→ **Records for processing**

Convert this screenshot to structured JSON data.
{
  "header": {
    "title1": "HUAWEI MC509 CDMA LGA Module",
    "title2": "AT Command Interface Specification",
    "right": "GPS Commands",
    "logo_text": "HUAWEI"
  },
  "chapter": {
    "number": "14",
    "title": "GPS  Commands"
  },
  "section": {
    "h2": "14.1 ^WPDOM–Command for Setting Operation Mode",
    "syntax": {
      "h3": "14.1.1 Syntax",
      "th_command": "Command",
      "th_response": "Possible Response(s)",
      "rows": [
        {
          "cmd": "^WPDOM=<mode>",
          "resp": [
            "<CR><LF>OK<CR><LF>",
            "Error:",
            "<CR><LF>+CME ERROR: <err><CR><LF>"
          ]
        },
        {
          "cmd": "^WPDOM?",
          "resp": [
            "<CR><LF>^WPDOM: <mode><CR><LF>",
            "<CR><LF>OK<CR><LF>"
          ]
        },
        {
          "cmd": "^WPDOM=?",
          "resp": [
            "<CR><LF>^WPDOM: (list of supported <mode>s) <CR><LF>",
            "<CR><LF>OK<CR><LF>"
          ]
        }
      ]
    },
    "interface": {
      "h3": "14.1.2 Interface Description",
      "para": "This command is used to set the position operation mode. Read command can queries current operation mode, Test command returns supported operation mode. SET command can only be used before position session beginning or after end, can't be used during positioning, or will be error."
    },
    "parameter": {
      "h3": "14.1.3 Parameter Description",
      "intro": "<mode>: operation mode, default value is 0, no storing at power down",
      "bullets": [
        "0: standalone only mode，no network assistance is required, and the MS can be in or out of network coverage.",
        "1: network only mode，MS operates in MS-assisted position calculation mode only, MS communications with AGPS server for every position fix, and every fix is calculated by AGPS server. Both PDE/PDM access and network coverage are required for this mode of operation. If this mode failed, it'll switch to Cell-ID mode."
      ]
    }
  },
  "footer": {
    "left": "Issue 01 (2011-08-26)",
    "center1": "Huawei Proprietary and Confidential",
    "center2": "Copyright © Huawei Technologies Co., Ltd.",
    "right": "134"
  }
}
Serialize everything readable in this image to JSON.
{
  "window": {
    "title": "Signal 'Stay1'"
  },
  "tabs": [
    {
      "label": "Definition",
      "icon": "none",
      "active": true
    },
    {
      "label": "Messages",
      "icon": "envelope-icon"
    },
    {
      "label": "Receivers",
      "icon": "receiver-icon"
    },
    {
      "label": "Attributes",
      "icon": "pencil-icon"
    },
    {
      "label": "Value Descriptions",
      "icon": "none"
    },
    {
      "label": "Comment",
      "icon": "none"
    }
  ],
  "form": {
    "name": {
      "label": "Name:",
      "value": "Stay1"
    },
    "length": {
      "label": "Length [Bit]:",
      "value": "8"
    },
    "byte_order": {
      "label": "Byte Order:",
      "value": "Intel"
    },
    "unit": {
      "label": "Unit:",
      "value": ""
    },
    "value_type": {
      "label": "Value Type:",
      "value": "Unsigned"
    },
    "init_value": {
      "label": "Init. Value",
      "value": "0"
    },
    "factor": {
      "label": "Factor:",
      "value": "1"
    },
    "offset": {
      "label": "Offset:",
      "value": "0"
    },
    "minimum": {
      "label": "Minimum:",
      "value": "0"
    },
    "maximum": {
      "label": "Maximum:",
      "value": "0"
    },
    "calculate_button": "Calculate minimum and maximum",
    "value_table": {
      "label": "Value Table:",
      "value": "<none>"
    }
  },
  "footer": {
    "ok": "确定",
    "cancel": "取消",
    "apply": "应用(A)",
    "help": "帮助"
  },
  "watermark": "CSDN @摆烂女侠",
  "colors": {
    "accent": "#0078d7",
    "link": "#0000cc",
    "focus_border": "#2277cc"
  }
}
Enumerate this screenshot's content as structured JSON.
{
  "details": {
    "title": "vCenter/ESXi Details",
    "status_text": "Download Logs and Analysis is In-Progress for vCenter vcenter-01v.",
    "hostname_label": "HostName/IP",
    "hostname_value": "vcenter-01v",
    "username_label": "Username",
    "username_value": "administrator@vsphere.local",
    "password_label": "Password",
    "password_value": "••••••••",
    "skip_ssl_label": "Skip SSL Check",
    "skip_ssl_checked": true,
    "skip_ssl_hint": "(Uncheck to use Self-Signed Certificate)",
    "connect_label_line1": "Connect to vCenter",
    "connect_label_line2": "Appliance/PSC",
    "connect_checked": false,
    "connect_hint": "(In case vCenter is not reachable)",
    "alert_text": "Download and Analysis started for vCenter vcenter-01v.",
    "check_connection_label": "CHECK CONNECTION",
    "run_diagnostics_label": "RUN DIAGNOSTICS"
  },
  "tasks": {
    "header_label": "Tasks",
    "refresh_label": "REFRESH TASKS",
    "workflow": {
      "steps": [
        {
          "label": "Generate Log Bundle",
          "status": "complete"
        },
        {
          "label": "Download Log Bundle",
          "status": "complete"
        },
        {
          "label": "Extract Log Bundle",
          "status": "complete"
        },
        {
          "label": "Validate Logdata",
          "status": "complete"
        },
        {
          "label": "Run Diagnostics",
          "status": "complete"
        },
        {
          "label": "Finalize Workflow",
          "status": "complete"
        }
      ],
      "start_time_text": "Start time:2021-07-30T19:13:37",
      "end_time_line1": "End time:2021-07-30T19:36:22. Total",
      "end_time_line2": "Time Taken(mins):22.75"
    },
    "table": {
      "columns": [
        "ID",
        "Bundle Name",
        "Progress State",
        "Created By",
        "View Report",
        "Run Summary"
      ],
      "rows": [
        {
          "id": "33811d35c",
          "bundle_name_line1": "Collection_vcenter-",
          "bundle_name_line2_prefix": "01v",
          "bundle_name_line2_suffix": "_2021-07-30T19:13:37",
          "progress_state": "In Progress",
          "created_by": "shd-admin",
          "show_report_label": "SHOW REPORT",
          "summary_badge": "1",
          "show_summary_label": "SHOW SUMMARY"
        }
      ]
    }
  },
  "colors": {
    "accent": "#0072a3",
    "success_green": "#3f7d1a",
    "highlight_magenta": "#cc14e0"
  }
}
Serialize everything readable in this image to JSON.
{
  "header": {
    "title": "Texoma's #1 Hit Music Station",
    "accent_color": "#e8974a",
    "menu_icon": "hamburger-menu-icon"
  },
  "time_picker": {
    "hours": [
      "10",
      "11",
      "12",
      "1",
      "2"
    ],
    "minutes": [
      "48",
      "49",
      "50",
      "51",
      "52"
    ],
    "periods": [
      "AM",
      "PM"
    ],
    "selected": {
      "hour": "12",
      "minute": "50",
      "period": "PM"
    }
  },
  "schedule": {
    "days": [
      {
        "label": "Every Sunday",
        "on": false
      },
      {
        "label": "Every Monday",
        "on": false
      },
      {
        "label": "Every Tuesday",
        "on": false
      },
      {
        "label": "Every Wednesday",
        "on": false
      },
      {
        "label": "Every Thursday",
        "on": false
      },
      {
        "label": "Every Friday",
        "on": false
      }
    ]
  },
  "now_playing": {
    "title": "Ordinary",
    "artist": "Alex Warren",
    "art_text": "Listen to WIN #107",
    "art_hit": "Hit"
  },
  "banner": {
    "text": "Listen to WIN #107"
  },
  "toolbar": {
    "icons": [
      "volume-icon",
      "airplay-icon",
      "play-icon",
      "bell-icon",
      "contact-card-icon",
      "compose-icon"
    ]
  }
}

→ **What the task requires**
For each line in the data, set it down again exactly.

→ **Answer to the exercise**
Convert this screenshot to structured JSON data.
{
  "header": {
    "title1": "HUAWEI MC509 CDMA LGA Module",
    "title2": "AT Command Interface Specification",
    "right": "GPS Commands",
    "logo_text": "HUAWEI"
  },
  "chapter": {
    "number": "14",
    "title": "GPS  Commands"
  },
  "section": {
    "h2": "14.1 ^WPDOM–Command for Setting Operation Mode",
    "syntax": {
      "h3": "14.1.1 Syntax",
      "th_command": "Command",
      "th_response": "Possible Response(s)",
      "rows": [
        {
          "cmd": "^WPDOM=<mode>",
          "resp": [
            "<CR><LF>OK<CR><LF>",
            "Error:",
            "<CR><LF>+CME ERROR: <err><CR><LF>"
          ]
        },
        {
          "cmd": "^WPDOM?",
          "resp": [
            "<CR><LF>^WPDOM: <mode><CR><LF>",
            "<CR><LF>OK<CR><LF>"
          ]
        },
        {
          "cmd": "^WPDOM=?",
          "resp": [
            "<CR><LF>^WPDOM: (list of supported <mode>s) <CR><LF>",
            "<CR><LF>OK<CR><LF>"
          ]
        }
      ]
    },
    "interface": {
      "h3": "14.1.2 Interface Description",
      "para": "This command is used to set the position operation mode. Read command can queries current operation mode, Test command returns supported operation mode. SET command can only be used before position session beginning or after end, can't be used during positioning, or will be error."
    },
    "parameter": {
      "h3": "14.1.3 Parameter Description",
      "intro": "<mode>: operation mode, default value is 0, no storing at power down",
      "bullets": [
        "0: standalone only mode，no network assistance is required, and the MS can be in or out of network coverage.",
        "1: network only mode，MS operates in MS-assisted position calculation mode only, MS communications with AGPS server for every position fix, and every fix is calculated by AGPS server. Both PDE/PDM access and network coverage are required for this mode of operation. If this mode failed, it'll switch to Cell-ID mode."
      ]
    }
  },
  "footer": {
    "left": "Issue 01 (2011-08-26)",
    "center1": "Huawei Proprietary and Confidential",
    "center2": "Copyright © Huawei Technologies Co., Ltd.",
    "right": "134"
  }
}
Serialize everything readable in this image to JSON.
{
  "window": {
    "title": "Signal 'Stay1'"
  },
  "tabs": [
    {
      "label": "Definition",
      "icon": "none",
      "active": true
    },
    {
      "label": "Messages",
      "icon": "envelope-icon"
    },
    {
      "label": "Receivers",
      "icon": "receiver-icon"
    },
    {
      "label": "Attributes",
      "icon": "pencil-icon"
    },
    {
      "label": "Value Descriptions",
      "icon": "none"
    },
    {
      "label": "Comment",
      "icon": "none"
    }
  ],
  "form": {
    "name": {
      "label": "Name:",
      "value": "Stay1"
    },
    "length": {
      "label": "Length [Bit]:",
      "value": "8"
    },
    "byte_order": {
      "label": "Byte Order:",
      "value": "Intel"
    },
    "unit": {
      "label": "Unit:",
      "value": ""
    },
    "value_type": {
      "label": "Value Type:",
      "value": "Unsigned"
    },
    "init_value": {
      "label": "Init. Value",
      "value": "0"
    },
    "factor": {
      "label": "Factor:",
      "value": "1"
    },
    "offset": {
      "label": "Offset:",
      "value": "0"
    },
    "minimum": {
      "label": "Minimum:",
      "value": "0"
    },
    "maximum": {
      "label": "Maximum:",
      "value": "0"
    },
    "calculate_button": "Calculate minimum and maximum",
    "value_table": {
      "label": "Value Table:",
      "value": "<none>"
    }
  },
  "footer": {
    "ok": "确定",
    "cancel": "取消",
    "apply": "应用(A)",
    "help": "帮助"
  },
  "watermark": "CSDN @摆烂女侠",
  "colors": {
    "accent": "#0078d7",
    "link": "#0000cc",
    "focus_border": "#2277cc"
  }
}
Enumerate this screenshot's content as structured JSON.
{
  "details": {
    "title": "vCenter/ESXi Details",
    "status_text": "Download Logs and Analysis is In-Progress for vCenter vcenter-01v.",
    "hostname_label": "HostName/IP",
    "hostname_value": "vcenter-01v",
    "username_label": "Username",
    "username_value": "administrator@vsphere.local",
    "password_label": "Password",
    "password_value": "••••••••",
    "skip_ssl_label": "Skip SSL Check",
    "skip_ssl_checked": true,
    "skip_ssl_hint": "(Uncheck to use Self-Signed Certificate)",
    "connect_label_line1": "Connect to vCenter",
    "connect_label_line2": "Appliance/PSC",
    "connect_checked": false,
    "connect_hint": "(In case vCenter is not reachable)",
    "alert_text": "Download and Analysis started for vCenter vcenter-01v.",
    "check_connection_label": "CHECK CONNECTION",
    "run_diagnostics_label": "RUN DIAGNOSTICS"
  },
  "tasks": {
    "header_label": "Tasks",
    "refresh_label": "REFRESH TASKS",
    "workflow": {
      "steps": [
        {
          "label": "Generate Log Bundle",
          "status": "complete"
        },
        {
          "label": "Download Log Bundle",
          "status": "complete"
        },
        {
          "label": "Extract Log Bundle",
          "status": "complete"
        },
        {
          "label": "Validate Logdata",
          "status": "complete"
        },
        {
          "label": "Run Diagnostics",
          "status": "complete"
        },
        {
          "label": "Finalize Workflow",
          "status": "complete"
        }
      ],
      "start_time_text": "Start time:2021-07-30T19:13:37",
      "end_time_line1": "End time:2021-07-30T19:36:22. Total",
      "end_time_line2": "Time Taken(mins):22.75"
    },
    "table": {
      "columns": [
        "ID",
        "Bundle Name",
        "Progress State",
        "Created By",
        "View Report",
        "Run Summary"
      ],
      "rows": [
        {
          "id": "33811d35c",
          "bundle_name_line1": "Collection_vcenter-",
          "bundle_name_line2_prefix": "01v",
          "bundle_name_line2_suffix": "_2021-07-30T19:13:37",
          "progress_state": "In Progress",
          "created_by": "shd-admin",
          "show_report_label": "SHOW REPORT",
          "summary_badge": "1",
          "show_summary_label": "SHOW SUMMARY"
        }
      ]
    }
  },
  "colors": {
    "accent": "#0072a3",
    "success_green": "#3f7d1a",
    "highlight_magenta": "#cc14e0"
  }
}
Serialize everything readable in this image to JSON.
{
  "header": {
    "title": "Texoma's #1 Hit Music Station",
    "accent_color": "#e8974a",
    "menu_icon": "hamburger-menu-icon"
  },
  "time_picker": {
    "hours": [
      "10",
      "11",
      "12",
      "1",
      "2"
    ],
    "minutes": [
      "48",
      "49",
      "50",
      "51",
      "52"
    ],
    "periods": [
      "AM",
      "PM"
    ],
    "selected": {
      "hour": "12",
      "minute": "50",
      "period": "PM"
    }
  },
  "schedule": {
    "days": [
      {
        "label": "Every Sunday",
        "on": false
      },
      {
        "label": "Every Monday",
        "on": false
      },
      {
        "label": "Every Tuesday",
        "on": false
      },
      {
        "label": "Every Wednesday",
        "on": false
      },
      {
        "label": "Every Thursday",
        "on": false
      },
      {
        "label": "Every Friday",
        "on": false
      }
    ]
  },
  "now_playing": {
    "title": "Ordinary",
    "artist": "Alex Warren",
    "art_text": "Listen to WIN #107",
    "art_hit": "Hit"
  },
  "banner": {
    "text": "Listen to WIN #107"
  },
  "toolbar": {
    "icons": [
      "volume-icon",
      "airplay-icon",
      "play-icon",
      "bell-icon",
      "contact-card-icon",
      "compose-icon"
    ]
  }
}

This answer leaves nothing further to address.